Supply the number of lines below containing "Selection", nothing else.

Source data –
####################
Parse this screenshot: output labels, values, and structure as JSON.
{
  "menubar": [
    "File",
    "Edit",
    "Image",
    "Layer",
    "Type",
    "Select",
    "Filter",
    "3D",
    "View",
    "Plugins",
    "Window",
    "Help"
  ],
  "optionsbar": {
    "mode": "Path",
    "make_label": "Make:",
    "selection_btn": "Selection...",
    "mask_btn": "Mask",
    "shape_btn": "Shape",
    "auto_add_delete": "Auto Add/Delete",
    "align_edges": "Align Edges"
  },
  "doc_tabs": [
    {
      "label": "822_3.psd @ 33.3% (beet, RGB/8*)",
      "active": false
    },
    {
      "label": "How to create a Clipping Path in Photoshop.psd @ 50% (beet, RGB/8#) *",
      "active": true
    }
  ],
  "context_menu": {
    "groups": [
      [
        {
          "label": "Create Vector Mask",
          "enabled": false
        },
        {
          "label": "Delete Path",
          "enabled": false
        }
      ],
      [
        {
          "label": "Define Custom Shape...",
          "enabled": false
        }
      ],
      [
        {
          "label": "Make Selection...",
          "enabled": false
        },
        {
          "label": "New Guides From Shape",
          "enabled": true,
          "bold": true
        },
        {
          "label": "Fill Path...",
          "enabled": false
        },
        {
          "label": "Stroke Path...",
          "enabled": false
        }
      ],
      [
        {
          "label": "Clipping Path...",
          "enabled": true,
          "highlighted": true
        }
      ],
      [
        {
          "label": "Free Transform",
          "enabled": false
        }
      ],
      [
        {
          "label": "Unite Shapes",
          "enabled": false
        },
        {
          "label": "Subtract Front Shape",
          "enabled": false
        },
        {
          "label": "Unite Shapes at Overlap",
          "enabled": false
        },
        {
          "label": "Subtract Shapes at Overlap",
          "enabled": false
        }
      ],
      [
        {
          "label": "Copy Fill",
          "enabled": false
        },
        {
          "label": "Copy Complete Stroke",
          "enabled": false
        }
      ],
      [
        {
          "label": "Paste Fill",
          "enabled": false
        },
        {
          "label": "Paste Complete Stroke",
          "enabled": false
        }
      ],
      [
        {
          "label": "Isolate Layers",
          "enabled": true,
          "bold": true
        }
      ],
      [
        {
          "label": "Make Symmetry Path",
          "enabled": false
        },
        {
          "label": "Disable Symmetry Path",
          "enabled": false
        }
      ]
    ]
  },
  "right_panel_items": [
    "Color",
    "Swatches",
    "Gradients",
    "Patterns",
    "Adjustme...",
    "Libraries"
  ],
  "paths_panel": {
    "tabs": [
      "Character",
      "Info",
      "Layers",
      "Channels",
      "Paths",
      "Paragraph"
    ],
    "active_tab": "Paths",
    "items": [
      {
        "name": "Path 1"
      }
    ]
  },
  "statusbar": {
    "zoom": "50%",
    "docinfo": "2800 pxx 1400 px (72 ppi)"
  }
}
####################
Answer to this exercise – 2